To solve the puzzle presented by the excess of information we adopted a series of mechanisms to gather and organize online content.
Search Engines were one of the first tools used, they index all the information and content they can find, to later gather it based on our search term and organize it by hierarchy according to both relevance and the website’s credibility which in turn is set by a private algorithm.
Useful as they may be, search engines are not a magic solution. Digg and Delicious are a different approach to solving the same problem: they both allow users to gather and organize information as they see fit.
However, the excess of information is not just a problem in organizing and filtering information, it also poses a problem regarding the maintenance and quality of that information. Wikis are one way to keep information accurate, allowing users to take charge and giving them a simple way to correct imprecisions and omissions.
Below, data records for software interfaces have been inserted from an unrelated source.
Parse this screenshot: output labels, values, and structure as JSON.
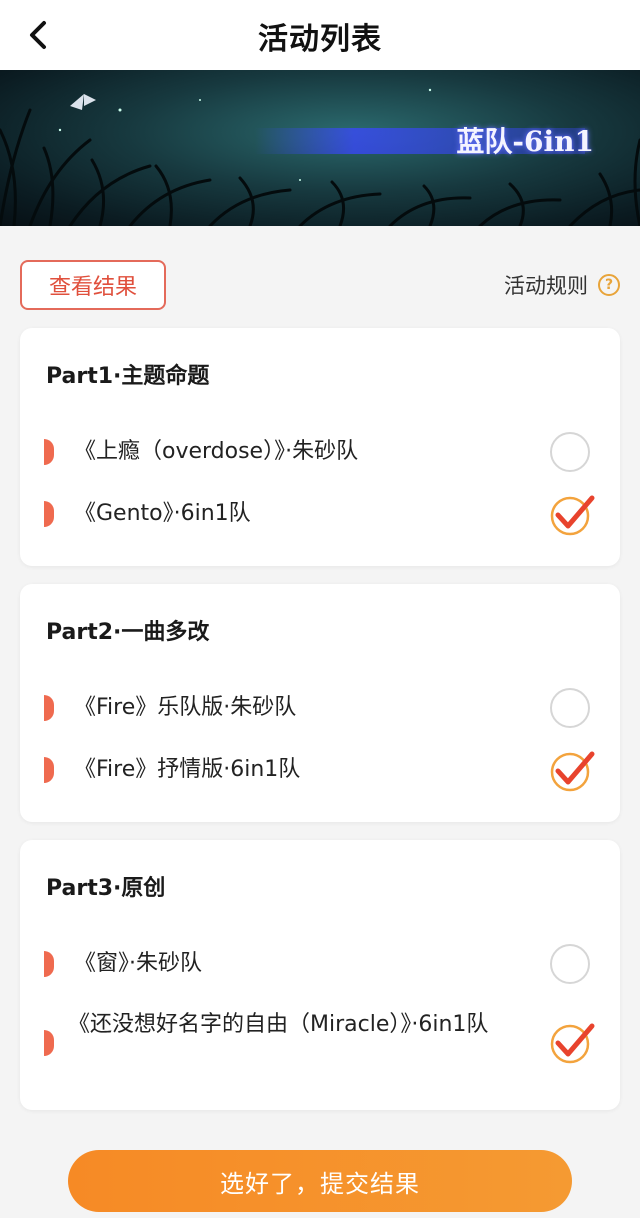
{
  "header": {
    "title": "活动列表",
    "back_icon": "chevron-left-icon"
  },
  "banner": {
    "caption": "蓝队-6in1"
  },
  "toolbar": {
    "view_result_label": "查看结果",
    "rules_label": "活动规则",
    "rules_icon": "help-circle-icon"
  },
  "sections": [
    {
      "title": "Part1·主题命题",
      "options": [
        {
          "label": "《上瘾（overdose）》·朱砂队",
          "selected": false
        },
        {
          "label": "《Gento》·6in1队",
          "selected": true
        }
      ]
    },
    {
      "title": "Part2·一曲多改",
      "options": [
        {
          "label": "《Fire》乐队版·朱砂队",
          "selected": false
        },
        {
          "label": "《Fire》抒情版·6in1队",
          "selected": true
        }
      ]
    },
    {
      "title": "Part3·原创",
      "options": [
        {
          "label": "《窗》·朱砂队",
          "selected": false
        },
        {
          "label": "《还没想好名字的自由（Miracle）》·6in1队",
          "selected": true
        }
      ]
    }
  ],
  "submit": {
    "label": "选好了，提交结果"
  },
  "colors": {
    "accent": "#f68a25",
    "marker": "#ef6a4f",
    "view_result": "#e0503d"
  }
}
All and all, we have moved from a single solution where large search engines presented the information we searched for, to a more diversified option where groups os users do their best to keep information organized and accurate. Each of these solutions as its shortcomings, but together they seem to be working well enough.
The idea of “publish, then filter” comes from Clay Shirky in the book “Here Comes Everybody”.